Equifax Could Have Prevented Massive Data Breach, Report From U.S. House Says
The massive Equifax data breach that impacted 148 million Americans could have been prevented, the United States House of Representatives’ Oversight and Government Reform Committee Republicans says, echoing what has been widely known since shortly after the breach was disclosed.
In September 2017, the U.S. credit reporting agency (and one of the largest consumer reporting agencies (CRA) in the world) revealed that a cybersecurity incident impacted 143 million of its consumers, but increased the number only several weeks later. A total of 148 million were impacted.
The company confirmed last year that an Apache Struts vulnerability that had been exploited in the wild for months was used to gain access to its systems. Equifax was even warned about the vulnerability, but failed to properly patch it.
The attack on Equifax started in May, but was only detected in July, although the adversaries sent 9,000 queries on 48 unrelated databases during that time.
The newly published staff report (PDF) from the U.S. House Committee emphasizes that the data breach could have been avoided had Equifax taken necessary action in due time.

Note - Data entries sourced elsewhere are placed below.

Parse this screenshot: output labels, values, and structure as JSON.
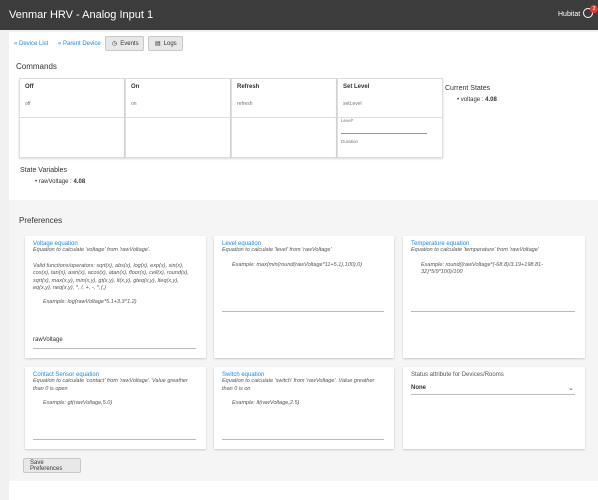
{
  "header": {
    "title": "Venmar HRV - Analog Input 1",
    "hub_name": "Hubitat",
    "notification_count": "2"
  },
  "nav": {
    "device_list": "« Device List",
    "parent_device": "« Parent Device",
    "events": "Events",
    "logs": "Logs"
  },
  "commands": {
    "heading": "Commands",
    "items": [
      {
        "name": "Off",
        "sub": "off"
      },
      {
        "name": "On",
        "sub": "on"
      },
      {
        "name": "Refresh",
        "sub": "refresh"
      },
      {
        "name": "Set Level",
        "sub": "setLevel",
        "field1": "Level*",
        "field2": "Duration"
      }
    ]
  },
  "current_states": {
    "heading": "Current States",
    "items": [
      {
        "name": "voltage",
        "value": "4.08"
      }
    ]
  },
  "state_variables": {
    "heading": "State Variables",
    "items": [
      {
        "name": "rawVoltage",
        "value": "4.08"
      }
    ]
  },
  "preferences": {
    "heading": "Preferences",
    "voltage": {
      "title": "Voltage equation",
      "desc": "Equation to calculate 'voltage' from 'rawVoltage'.",
      "functions": "Valid functions/operators: sqrt(x), abs(x), log(x), exp(x), sin(x), cos(x), tan(x), asin(x), acos(x), atan(x), floor(x), ceil(x), round(x), sqrt(x), max(x,y), min(x,y), gt(x,y), lt(x,y), gteq(x,y), lteq(x,y), eq(x,y), neq(x,y), *, /, +, -, ^,(,)",
      "example": "Example: log(rawVoltage*5.1+3.3^1.2)",
      "value": "rawVoltage"
    },
    "level": {
      "title": "Level equation",
      "desc": "Equation to calculate 'level' from 'rawVoltage'",
      "example": "Example: max(min(round(rawVoltage*11+5.1),100),0)"
    },
    "temperature": {
      "title": "Temperature equation",
      "desc": "Equation to calculate 'temperature' from 'rawVoltage'",
      "example": "Example: round((rawVoltage*(-68.8)/3.19+198.81-32)*5/9*100)/100"
    },
    "contact": {
      "title": "Contact Sensor equation",
      "desc": "Equation to calculate 'contact' from 'rawVoltage'. Value greather than 0 is open",
      "example": "Example: gt(rawVoltage,5.0)"
    },
    "switch": {
      "title": "Switch equation",
      "desc": "Equation to calculate 'switch' from 'rawVoltage'. Value greather than 0 is on",
      "example": "Example: lt(rawVoltage,2.5)"
    },
    "status": {
      "label": "Status attribute for Devices/Rooms",
      "value": "None"
    },
    "save_label": "Save Preferences"
  },
  "colors": {
    "topbar": "#3c3c3c",
    "link": "#1e88e5",
    "badge": "#e53935"
  },
  "icons": {
    "bell": "bell-icon",
    "events": "clock-icon",
    "logs": "document-icon",
    "dropdown": "chevron-down-icon"
  }
}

The critical Apache Struts vulnerability abused in the incident was publicly disclosed on March 7 last year, and the Department of Homeland Security alerted Equifax on this security flaw the next day. Equifax’s Global Threat and Vulnerability Management (GTVM) team sent the alert to over 400 people, instructing them to apply the necessary patch, and also held a meeting on March 16th about the vulnerability.
Despite that, the company did not fully patch its systems, the report says. Equifax’s Internet-facing Automated Consumer Interview System (ACIS), which was running a vulnerable version of Apache Struts, was not updated, leaving the system and data exposed.
This allowed adversaries to start their assault on Equifax on May 13, drop web-based backdoors to obtain remote control, and find a file containing unencrypted credentials they later used to access sensitive data outside of the ACIS environment.
The attackers were able to successfully locate unencrypted personally identifiable information (PII) data 265 times and transferred the data without being detected, because the device monitoring ACIS network traffic “had been inactive for 19 months due to an expired security certificate,” the report reveals.
Only after updating the expired certificate on July 29, 2017, was Equifax able to identify the suspicious web traffic from an IP address originating in China.
“The suspicious traffic exiting the ACIS application potentially contained image files related to consumer credit investigations. Equifax discovered it was under active attack and immediately launched an incident response effort,” the report reveals.
In the following weeks, the company discovered several ACIS code vulnerabilities and additional suspicious traffic, and shut down the ACIS web portal on July 30 for emergency maintenance, which ended the attack.
In early August, the company engaged Mandiant to conduct a forensic investigation of the incident and also contacted outside counsel and the Federal Bureau of Investigation (FBI). By late August 2017, Mandiant confirmed the attackers were able to access consumer PII, and Equifax started preparation for the public notice of the breach.
Although Equifax created a website for individuals to find out whether they were affected and also began efforts to set up a call center with 1,500 temporary employees, the company was unprepared for the sheer amount of traffic the website and the call center received once the breach was made public on September 7.
The report also highlights two points of failure that could have allowed Equifax to mitigate or even prevent the incident.
One was a lack of accountability and no clear lines of authority in IT management structure, which resulted in execution gap between IT policy development and operation. This led to the company allowing over 300 security certificates to expire, including 79 certificates for monitoring business critical domains.
The other was Equifax’s aggressive growth strategy (it acquired multiple companies and information technology (IT) systems over the course of several years) and accumulation of data, which resulted in a complex IT environment, making security challenging.
Equifax had critical IT applications running on custom-built legacy systems and was apparently aware of the inherent security risks of operating legacy IT systems, as it had already started an infrastructure modernization effort. That, however, came too late to prevent the breach.
“Equifax failed to fully appreciate and mitigate its cybersecurity risks. Had the company taken action to address its observable security
issues prior to this cyberattack, the data breach could have been prevented,” the report says.